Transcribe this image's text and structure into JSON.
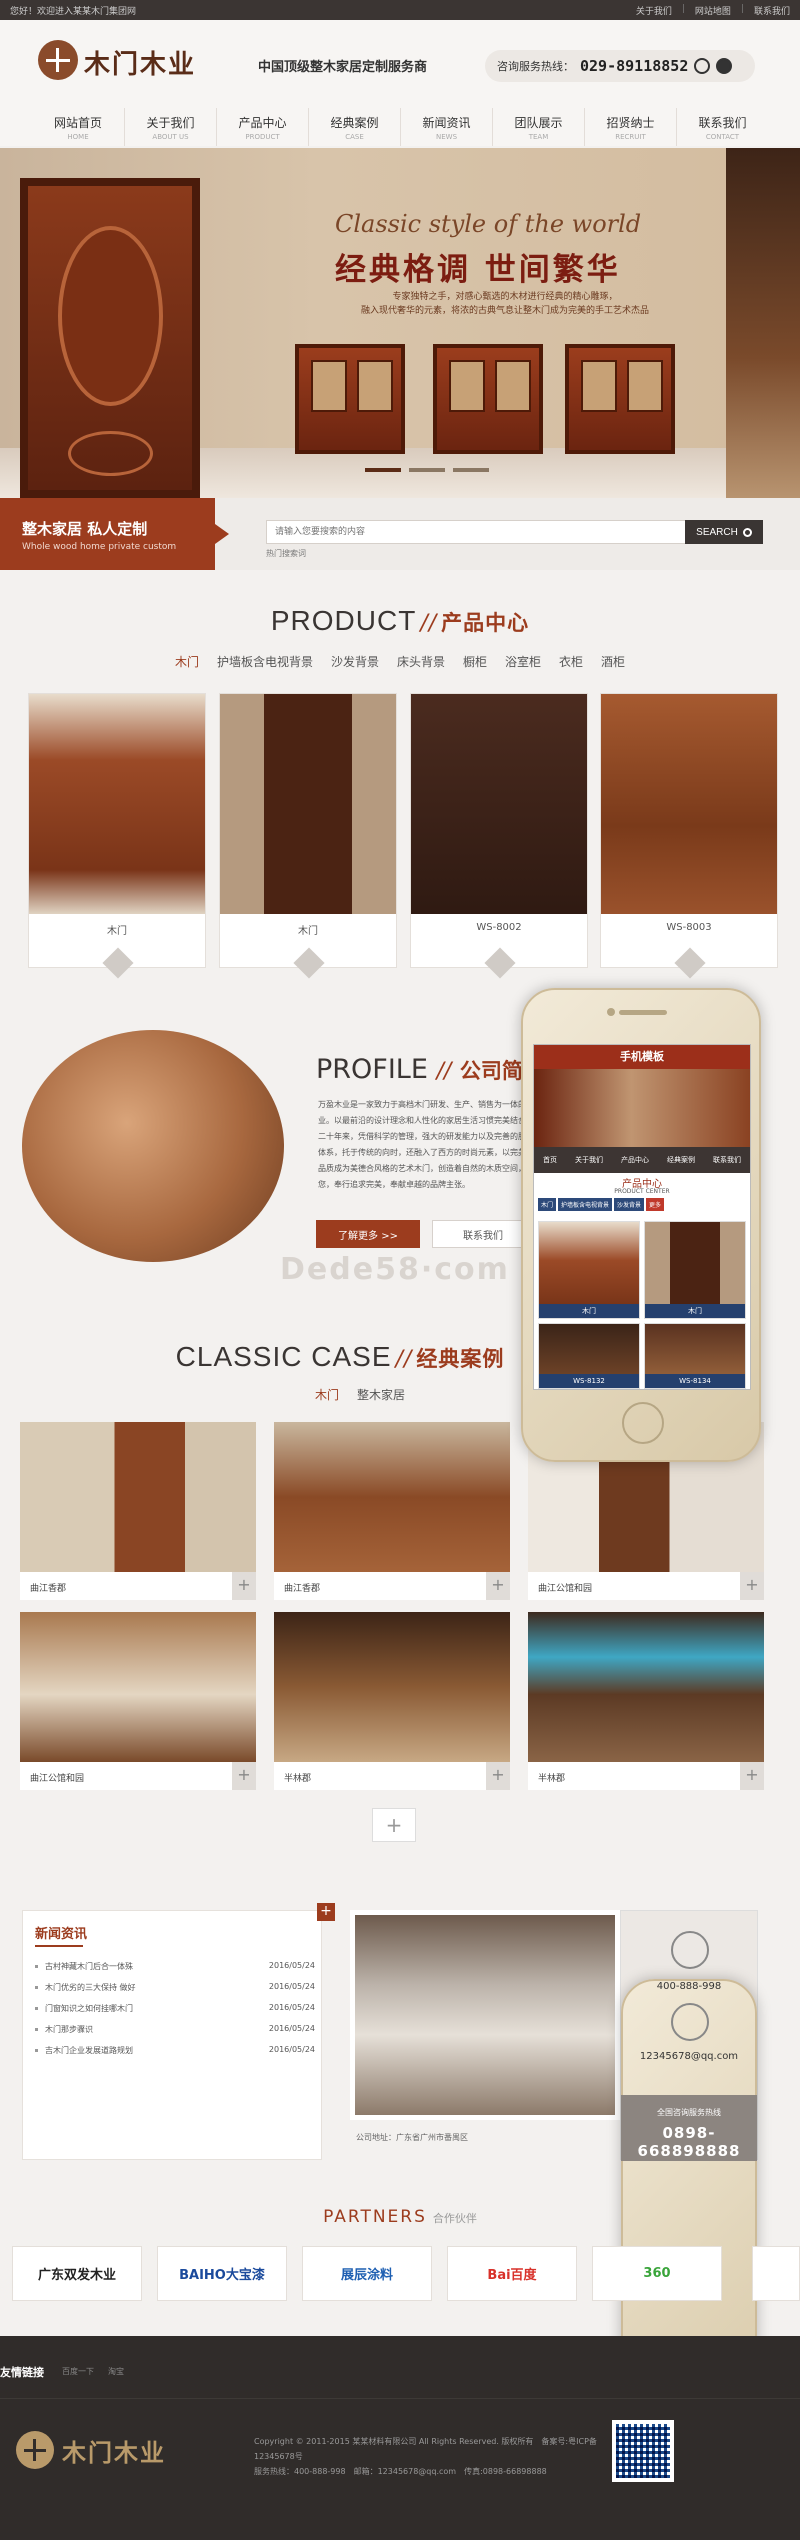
{
  "topbar": {
    "welcome": "您好！欢迎进入某某木门集团网",
    "links": [
      "关于我们",
      "网站地图",
      "联系我们"
    ]
  },
  "header": {
    "logo_text": "木门木业",
    "tagline": "中国顶级整木家居定制服务商",
    "hotline_label": "咨询服务热线：",
    "hotline_number": "029-89118852"
  },
  "nav": [
    {
      "zh": "网站首页",
      "en": "HOME"
    },
    {
      "zh": "关于我们",
      "en": "ABOUT US"
    },
    {
      "zh": "产品中心",
      "en": "PRODUCT"
    },
    {
      "zh": "经典案例",
      "en": "CASE"
    },
    {
      "zh": "新闻资讯",
      "en": "NEWS"
    },
    {
      "zh": "团队展示",
      "en": "TEAM"
    },
    {
      "zh": "招贤纳士",
      "en": "RECRUIT"
    },
    {
      "zh": "联系我们",
      "en": "CONTACT"
    }
  ],
  "banner": {
    "script": "Classic style of the world",
    "title": "经典格调 世间繁华",
    "desc_line1": "专家独特之手，对感心甄选的木材进行经典的精心雕琢，",
    "desc_line2": "融入现代奢华的元素，将浓的古典气息让整木门成为完美的手工艺术杰品"
  },
  "search_strip": {
    "title": "整木家居 私人定制",
    "subtitle": "Whole wood home private custom",
    "placeholder": "请输入您要搜索的内容",
    "button": "SEARCH",
    "hot_words": "热门搜索词"
  },
  "product": {
    "title_en": "PRODUCT",
    "title_zh": "产品中心",
    "tabs": [
      "木门",
      "护墙板含电视背景",
      "沙发背景",
      "床头背景",
      "橱柜",
      "浴室柜",
      "衣柜",
      "酒柜"
    ],
    "items": [
      {
        "caption": "木门"
      },
      {
        "caption": "木门"
      },
      {
        "caption": "WS-8002"
      },
      {
        "caption": "WS-8003"
      }
    ]
  },
  "profile": {
    "title_en": "PROFILE",
    "title_zh": "公司简介",
    "text": "万盈木业是一家致力于高档木门研发、生产、销售为一体的企业。以最前沿的设计理念和人性化的家居生活习惯完美结合，二十年来，凭借科学的管理，强大的研发能力以及完善的服务体系，托于传统的向时，还融入了西方的时尚元素，以完美的品质成为美德合风格的艺术木门，创造着自然的木质空间，为您，奉行追求完美，奉献卓越的品牌主张。",
    "more_button": "了解更多 >>",
    "contact_button": "联系我们",
    "watermark": "Dede58·com"
  },
  "cases": {
    "title_en": "CLASSIC CASE",
    "title_zh": "经典案例",
    "tabs": [
      "木门",
      "整木家居"
    ],
    "items": [
      {
        "caption": "曲江香郡"
      },
      {
        "caption": "曲江香郡"
      },
      {
        "caption": "曲江公馆和园"
      },
      {
        "caption": "曲江公馆和园"
      },
      {
        "caption": "半林郡"
      },
      {
        "caption": "半林郡"
      }
    ],
    "load_more": "+"
  },
  "news": {
    "title": "新闻资讯",
    "items": [
      {
        "title": "古村神藏木门后合一体殊",
        "date": "2016/05/24"
      },
      {
        "title": "木门优劣的三大保持 做好",
        "date": "2016/05/24"
      },
      {
        "title": "门窗知识之如何挂哪木门",
        "date": "2016/05/24"
      },
      {
        "title": "木门那步骤识",
        "date": "2016/05/24"
      },
      {
        "title": "吉木门企业发展道路规划",
        "date": "2016/05/24"
      }
    ]
  },
  "contact": {
    "address": "公司地址：广东省广州市番禺区",
    "phone": "400-888-998",
    "email": "12345678@qq.com",
    "hotline_label": "全国咨询服务热线",
    "hotline_number": "0898-668898888"
  },
  "partners": {
    "title_en": "PARTNERS",
    "title_zh": "合作伙伴",
    "items": [
      {
        "name": "广东双发木业",
        "color": "#222222"
      },
      {
        "name": "BAIHO大宝漆",
        "color": "#1b4a9c"
      },
      {
        "name": "展辰涂料",
        "color": "#1e5fb2"
      },
      {
        "name": "Bai百度",
        "color": "#d8312a"
      },
      {
        "name": "360",
        "color": "#3aa53b"
      }
    ]
  },
  "footer": {
    "links_label": "友情链接",
    "links": [
      "百度一下",
      "淘宝"
    ],
    "logo_text": "木门木业",
    "copyright": "Copyright © 2011-2015 某某材料有限公司 All Rights Reserved. 版权所有　备案号:粤ICP备12345678号",
    "contact_line": "服务热线：400-888-998　邮箱：12345678@qq.com　传真:0898-66898888"
  },
  "phone_mock": {
    "title": "手机模板",
    "tabs": [
      "首页",
      "关于我们",
      "产品中心",
      "经典案例",
      "联系我们"
    ],
    "section_zh": "产品中心",
    "section_en": "PRODUCT CENTER",
    "cats": [
      "木门",
      "护墙板含电视背景",
      "沙发背景",
      "更多"
    ],
    "items": [
      {
        "caption": "木门"
      },
      {
        "caption": "木门"
      },
      {
        "caption": "WS-8132"
      },
      {
        "caption": "WS-8134"
      }
    ]
  },
  "colors": {
    "accent": "#9c3c1e",
    "dark": "#3a3533",
    "footer": "#302c2a"
  }
}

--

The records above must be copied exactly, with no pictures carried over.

### Response to this task
Transcribe this image's text and structure into JSON.
{
  "topbar": {
    "welcome": "您好！欢迎进入某某木门集团网",
    "links": [
      "关于我们",
      "网站地图",
      "联系我们"
    ]
  },
  "header": {
    "logo_text": "木门木业",
    "tagline": "中国顶级整木家居定制服务商",
    "hotline_label": "咨询服务热线：",
    "hotline_number": "029-89118852"
  },
  "nav": [
    {
      "zh": "网站首页",
      "en": "HOME"
    },
    {
      "zh": "关于我们",
      "en": "ABOUT US"
    },
    {
      "zh": "产品中心",
      "en": "PRODUCT"
    },
    {
      "zh": "经典案例",
      "en": "CASE"
    },
    {
      "zh": "新闻资讯",
      "en": "NEWS"
    },
    {
      "zh": "团队展示",
      "en": "TEAM"
    },
    {
      "zh": "招贤纳士",
      "en": "RECRUIT"
    },
    {
      "zh": "联系我们",
      "en": "CONTACT"
    }
  ],
  "banner": {
    "script": "Classic style of the world",
    "title": "经典格调 世间繁华",
    "desc_line1": "专家独特之手，对感心甄选的木材进行经典的精心雕琢，",
    "desc_line2": "融入现代奢华的元素，将浓的古典气息让整木门成为完美的手工艺术杰品"
  },
  "search_strip": {
    "title": "整木家居 私人定制",
    "subtitle": "Whole wood home private custom",
    "placeholder": "请输入您要搜索的内容",
    "button": "SEARCH",
    "hot_words": "热门搜索词"
  },
  "product": {
    "title_en": "PRODUCT",
    "title_zh": "产品中心",
    "tabs": [
      "木门",
      "护墙板含电视背景",
      "沙发背景",
      "床头背景",
      "橱柜",
      "浴室柜",
      "衣柜",
      "酒柜"
    ],
    "items": [
      {
        "caption": "木门"
      },
      {
        "caption": "木门"
      },
      {
        "caption": "WS-8002"
      },
      {
        "caption": "WS-8003"
      }
    ]
  },
  "profile": {
    "title_en": "PROFILE",
    "title_zh": "公司简介",
    "text": "万盈木业是一家致力于高档木门研发、生产、销售为一体的企业。以最前沿的设计理念和人性化的家居生活习惯完美结合，二十年来，凭借科学的管理，强大的研发能力以及完善的服务体系，托于传统的向时，还融入了西方的时尚元素，以完美的品质成为美德合风格的艺术木门，创造着自然的木质空间，为您，奉行追求完美，奉献卓越的品牌主张。",
    "more_button": "了解更多 >>",
    "contact_button": "联系我们",
    "watermark": "Dede58·com"
  },
  "cases": {
    "title_en": "CLASSIC CASE",
    "title_zh": "经典案例",
    "tabs": [
      "木门",
      "整木家居"
    ],
    "items": [
      {
        "caption": "曲江香郡"
      },
      {
        "caption": "曲江香郡"
      },
      {
        "caption": "曲江公馆和园"
      },
      {
        "caption": "曲江公馆和园"
      },
      {
        "caption": "半林郡"
      },
      {
        "caption": "半林郡"
      }
    ],
    "load_more": "+"
  },
  "news": {
    "title": "新闻资讯",
    "items": [
      {
        "title": "古村神藏木门后合一体殊",
        "date": "2016/05/24"
      },
      {
        "title": "木门优劣的三大保持 做好",
        "date": "2016/05/24"
      },
      {
        "title": "门窗知识之如何挂哪木门",
        "date": "2016/05/24"
      },
      {
        "title": "木门那步骤识",
        "date": "2016/05/24"
      },
      {
        "title": "吉木门企业发展道路规划",
        "date": "2016/05/24"
      }
    ]
  },
  "contact": {
    "address": "公司地址：广东省广州市番禺区",
    "phone": "400-888-998",
    "email": "12345678@qq.com",
    "hotline_label": "全国咨询服务热线",
    "hotline_number": "0898-668898888"
  },
  "partners": {
    "title_en": "PARTNERS",
    "title_zh": "合作伙伴",
    "items": [
      {
        "name": "广东双发木业",
        "color": "#222222"
      },
      {
        "name": "BAIHO大宝漆",
        "color": "#1b4a9c"
      },
      {
        "name": "展辰涂料",
        "color": "#1e5fb2"
      },
      {
        "name": "Bai百度",
        "color": "#d8312a"
      },
      {
        "name": "360",
        "color": "#3aa53b"
      }
    ]
  },
  "footer": {
    "links_label": "友情链接",
    "links": [
      "百度一下",
      "淘宝"
    ],
    "logo_text": "木门木业",
    "copyright": "Copyright © 2011-2015 某某材料有限公司 All Rights Reserved. 版权所有　备案号:粤ICP备12345678号",
    "contact_line": "服务热线：400-888-998　邮箱：12345678@qq.com　传真:0898-66898888"
  },
  "phone_mock": {
    "title": "手机模板",
    "tabs": [
      "首页",
      "关于我们",
      "产品中心",
      "经典案例",
      "联系我们"
    ],
    "section_zh": "产品中心",
    "section_en": "PRODUCT CENTER",
    "cats": [
      "木门",
      "护墙板含电视背景",
      "沙发背景",
      "更多"
    ],
    "items": [
      {
        "caption": "木门"
      },
      {
        "caption": "木门"
      },
      {
        "caption": "WS-8132"
      },
      {
        "caption": "WS-8134"
      }
    ]
  },
  "colors": {
    "accent": "#9c3c1e",
    "dark": "#3a3533",
    "footer": "#302c2a"
  }
}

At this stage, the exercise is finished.